Madison Christian said...

Nice job lads. That ain't no easy peak to bag.

Chris, you might know bardley who is a sawyer for the LPNF. He and I had a discussion about how Thorn Meadows/Point got its name. Like you, he claims it was named after W.H. Thorn. I had read from Mickey McTigue that the place was named after the wild roses that grow in the area (ala Rose Valley). Your and bardley's theory makes more sense.

On another note, and not to hype my own blog, but I did a write up about the Thorn Point fire lookout based upon communications with Lorinda Poole who was a fire lookout there in the summer of 1971. You can read it here if you're interested: http://wildsouthland.blogspot.com/2015/01/thorn-point-personal-history.html

Cheers.

Lost In The Los Padres said...

Hey Madison yes I'm definitely interested thanks I'll check out your post.
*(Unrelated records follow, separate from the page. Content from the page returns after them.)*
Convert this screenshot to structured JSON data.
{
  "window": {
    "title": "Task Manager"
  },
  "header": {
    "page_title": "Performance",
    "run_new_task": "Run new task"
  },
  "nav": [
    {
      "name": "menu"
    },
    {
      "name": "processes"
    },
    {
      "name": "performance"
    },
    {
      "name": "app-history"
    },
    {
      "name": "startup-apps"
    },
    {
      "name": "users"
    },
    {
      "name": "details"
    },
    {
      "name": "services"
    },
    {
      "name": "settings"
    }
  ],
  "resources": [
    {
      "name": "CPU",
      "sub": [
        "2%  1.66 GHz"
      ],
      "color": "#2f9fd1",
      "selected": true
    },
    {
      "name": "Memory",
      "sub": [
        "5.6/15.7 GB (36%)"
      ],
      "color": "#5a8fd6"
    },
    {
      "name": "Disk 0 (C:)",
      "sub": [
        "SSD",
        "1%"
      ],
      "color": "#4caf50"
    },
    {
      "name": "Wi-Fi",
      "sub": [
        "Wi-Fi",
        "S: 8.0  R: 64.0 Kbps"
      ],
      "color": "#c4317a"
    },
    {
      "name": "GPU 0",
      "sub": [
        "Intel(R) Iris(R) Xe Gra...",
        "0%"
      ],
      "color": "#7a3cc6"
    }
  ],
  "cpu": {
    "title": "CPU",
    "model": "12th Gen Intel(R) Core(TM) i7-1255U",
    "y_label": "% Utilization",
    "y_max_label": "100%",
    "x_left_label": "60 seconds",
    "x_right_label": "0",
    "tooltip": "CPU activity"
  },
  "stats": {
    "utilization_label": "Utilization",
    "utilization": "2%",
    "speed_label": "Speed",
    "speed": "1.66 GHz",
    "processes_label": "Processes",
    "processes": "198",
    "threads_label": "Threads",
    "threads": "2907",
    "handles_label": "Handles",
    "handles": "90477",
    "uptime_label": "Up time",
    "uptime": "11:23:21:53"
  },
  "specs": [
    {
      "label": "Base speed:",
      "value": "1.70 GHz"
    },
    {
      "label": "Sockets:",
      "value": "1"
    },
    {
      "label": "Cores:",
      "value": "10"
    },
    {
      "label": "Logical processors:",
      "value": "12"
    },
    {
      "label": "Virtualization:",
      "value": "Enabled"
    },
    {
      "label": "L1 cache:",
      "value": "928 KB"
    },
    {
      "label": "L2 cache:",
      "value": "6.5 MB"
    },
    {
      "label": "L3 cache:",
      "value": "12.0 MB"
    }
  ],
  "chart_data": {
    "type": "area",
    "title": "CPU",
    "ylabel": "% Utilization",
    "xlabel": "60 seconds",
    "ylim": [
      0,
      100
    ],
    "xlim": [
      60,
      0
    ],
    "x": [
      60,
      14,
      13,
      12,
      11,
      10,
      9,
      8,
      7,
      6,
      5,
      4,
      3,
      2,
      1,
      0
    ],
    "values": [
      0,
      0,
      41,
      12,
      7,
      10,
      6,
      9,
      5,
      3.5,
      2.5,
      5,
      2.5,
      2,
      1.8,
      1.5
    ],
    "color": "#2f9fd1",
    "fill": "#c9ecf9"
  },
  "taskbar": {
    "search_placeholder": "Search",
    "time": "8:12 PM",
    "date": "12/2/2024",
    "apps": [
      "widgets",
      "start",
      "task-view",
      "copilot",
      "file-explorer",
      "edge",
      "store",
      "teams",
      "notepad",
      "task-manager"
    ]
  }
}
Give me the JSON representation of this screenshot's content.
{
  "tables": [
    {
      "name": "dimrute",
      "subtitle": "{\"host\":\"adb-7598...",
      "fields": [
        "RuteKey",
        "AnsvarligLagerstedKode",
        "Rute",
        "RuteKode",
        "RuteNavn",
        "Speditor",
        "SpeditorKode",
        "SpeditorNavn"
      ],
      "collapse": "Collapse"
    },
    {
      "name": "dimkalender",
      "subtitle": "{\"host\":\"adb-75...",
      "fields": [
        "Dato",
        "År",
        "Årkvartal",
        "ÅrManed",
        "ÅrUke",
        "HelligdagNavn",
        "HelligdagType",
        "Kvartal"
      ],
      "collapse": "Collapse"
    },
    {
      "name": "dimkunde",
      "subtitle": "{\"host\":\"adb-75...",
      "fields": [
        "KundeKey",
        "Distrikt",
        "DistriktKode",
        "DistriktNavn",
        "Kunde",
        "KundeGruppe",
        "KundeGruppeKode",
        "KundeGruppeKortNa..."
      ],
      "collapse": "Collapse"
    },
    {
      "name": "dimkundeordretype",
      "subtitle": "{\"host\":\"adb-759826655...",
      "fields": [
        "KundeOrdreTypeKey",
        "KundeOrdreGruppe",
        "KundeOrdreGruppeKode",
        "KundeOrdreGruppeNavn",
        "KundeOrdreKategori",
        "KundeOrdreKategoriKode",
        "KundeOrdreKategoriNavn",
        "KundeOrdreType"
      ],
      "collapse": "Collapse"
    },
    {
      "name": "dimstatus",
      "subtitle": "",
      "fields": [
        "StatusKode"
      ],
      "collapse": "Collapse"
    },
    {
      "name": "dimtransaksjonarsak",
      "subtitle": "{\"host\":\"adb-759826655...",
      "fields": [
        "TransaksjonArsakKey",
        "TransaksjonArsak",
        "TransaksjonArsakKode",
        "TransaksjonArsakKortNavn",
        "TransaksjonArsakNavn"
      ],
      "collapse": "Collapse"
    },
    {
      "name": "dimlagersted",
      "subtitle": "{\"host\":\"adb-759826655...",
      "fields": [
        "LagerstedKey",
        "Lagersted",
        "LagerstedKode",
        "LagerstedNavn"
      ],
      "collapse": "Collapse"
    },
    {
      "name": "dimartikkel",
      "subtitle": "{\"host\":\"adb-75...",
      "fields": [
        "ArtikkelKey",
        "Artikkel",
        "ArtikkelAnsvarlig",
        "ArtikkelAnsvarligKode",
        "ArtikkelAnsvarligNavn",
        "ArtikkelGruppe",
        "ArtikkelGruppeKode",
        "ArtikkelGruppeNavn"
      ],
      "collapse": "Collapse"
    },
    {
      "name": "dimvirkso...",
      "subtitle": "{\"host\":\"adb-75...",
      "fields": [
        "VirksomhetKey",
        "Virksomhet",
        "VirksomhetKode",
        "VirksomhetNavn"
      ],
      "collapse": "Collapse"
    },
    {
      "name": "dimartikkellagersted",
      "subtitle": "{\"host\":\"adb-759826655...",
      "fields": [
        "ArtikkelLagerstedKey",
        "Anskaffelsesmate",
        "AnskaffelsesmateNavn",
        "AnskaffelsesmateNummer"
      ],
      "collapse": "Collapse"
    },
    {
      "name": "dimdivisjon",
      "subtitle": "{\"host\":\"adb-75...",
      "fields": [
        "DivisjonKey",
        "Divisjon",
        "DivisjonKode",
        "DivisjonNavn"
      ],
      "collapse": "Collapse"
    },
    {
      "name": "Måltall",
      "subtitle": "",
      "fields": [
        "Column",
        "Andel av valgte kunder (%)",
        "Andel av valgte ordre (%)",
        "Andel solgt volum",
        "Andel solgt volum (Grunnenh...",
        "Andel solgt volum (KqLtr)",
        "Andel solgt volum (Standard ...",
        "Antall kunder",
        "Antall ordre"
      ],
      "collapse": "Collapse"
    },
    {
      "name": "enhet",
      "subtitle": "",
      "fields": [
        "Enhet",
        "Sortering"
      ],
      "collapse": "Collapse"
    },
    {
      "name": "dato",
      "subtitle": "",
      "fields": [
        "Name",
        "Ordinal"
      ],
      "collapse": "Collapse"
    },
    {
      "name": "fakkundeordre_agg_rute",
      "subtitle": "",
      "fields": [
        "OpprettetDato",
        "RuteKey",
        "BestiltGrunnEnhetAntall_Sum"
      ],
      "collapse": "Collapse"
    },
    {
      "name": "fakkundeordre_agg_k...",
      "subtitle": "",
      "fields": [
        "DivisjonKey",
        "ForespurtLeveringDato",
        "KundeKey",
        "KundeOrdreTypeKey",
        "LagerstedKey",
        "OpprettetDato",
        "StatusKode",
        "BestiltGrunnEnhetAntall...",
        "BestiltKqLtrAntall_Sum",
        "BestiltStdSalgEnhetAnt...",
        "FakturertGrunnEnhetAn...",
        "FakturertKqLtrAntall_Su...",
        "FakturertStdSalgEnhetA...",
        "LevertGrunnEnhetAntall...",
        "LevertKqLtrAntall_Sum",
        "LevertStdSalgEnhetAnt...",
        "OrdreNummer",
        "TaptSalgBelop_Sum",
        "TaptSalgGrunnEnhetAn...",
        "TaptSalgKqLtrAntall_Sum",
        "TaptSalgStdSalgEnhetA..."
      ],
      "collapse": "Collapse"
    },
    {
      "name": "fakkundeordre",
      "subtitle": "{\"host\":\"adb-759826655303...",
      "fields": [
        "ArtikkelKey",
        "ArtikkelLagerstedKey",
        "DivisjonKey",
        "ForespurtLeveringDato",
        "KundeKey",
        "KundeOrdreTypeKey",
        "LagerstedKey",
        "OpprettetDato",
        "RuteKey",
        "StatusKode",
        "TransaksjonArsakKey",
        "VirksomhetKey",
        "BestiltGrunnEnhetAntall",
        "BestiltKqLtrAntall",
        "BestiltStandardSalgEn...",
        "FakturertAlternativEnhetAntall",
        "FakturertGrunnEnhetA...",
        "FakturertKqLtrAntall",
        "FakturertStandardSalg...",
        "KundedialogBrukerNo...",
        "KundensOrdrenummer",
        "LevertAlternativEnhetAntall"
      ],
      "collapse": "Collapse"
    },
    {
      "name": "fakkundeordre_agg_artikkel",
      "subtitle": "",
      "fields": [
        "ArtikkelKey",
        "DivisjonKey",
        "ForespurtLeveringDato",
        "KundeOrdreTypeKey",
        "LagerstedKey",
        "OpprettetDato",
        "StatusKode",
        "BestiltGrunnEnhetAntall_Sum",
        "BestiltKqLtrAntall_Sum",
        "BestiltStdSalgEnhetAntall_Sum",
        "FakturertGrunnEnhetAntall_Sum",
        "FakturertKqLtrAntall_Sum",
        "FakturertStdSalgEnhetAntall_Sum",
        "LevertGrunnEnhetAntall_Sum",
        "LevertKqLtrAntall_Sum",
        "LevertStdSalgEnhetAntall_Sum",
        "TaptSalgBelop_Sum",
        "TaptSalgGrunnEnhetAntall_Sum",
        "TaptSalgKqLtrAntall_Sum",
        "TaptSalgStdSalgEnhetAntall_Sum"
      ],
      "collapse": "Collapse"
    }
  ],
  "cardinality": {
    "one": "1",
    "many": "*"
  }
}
As Far as the name I did minimal research so who knows Mickey may in fact be correct. I may see Bardley within the next few days I'll have to chat more with him about it. Thanks for reading brother.

Petrol_prys said...

Hi Chris, we attempted Cedar Peak from Piedra Blanca. In the end was not sure if gaining the ridge near your exit and following that down to the saddle and then up to the peak or trying to follow your gpx was best. Felt like your route was in the drainage while it could be possible to circumnavigate up on the ridge - but looked a long climb to the top still. Will try again but wanted to pick your brain about hitting the peak from the Cedar trail side.

Lost In The Los Padres said...

Hi Petrol yeah my route was lower than I would have liked. The only reason we took that particular line was because I had my dog with us and she was struggling higher up closer to the ridge. It's brushy and rocky up there where as the east side is more open but a steeper climb up. Plus we found some water lower down from a small seep which was also needed as my hiking buddy was out.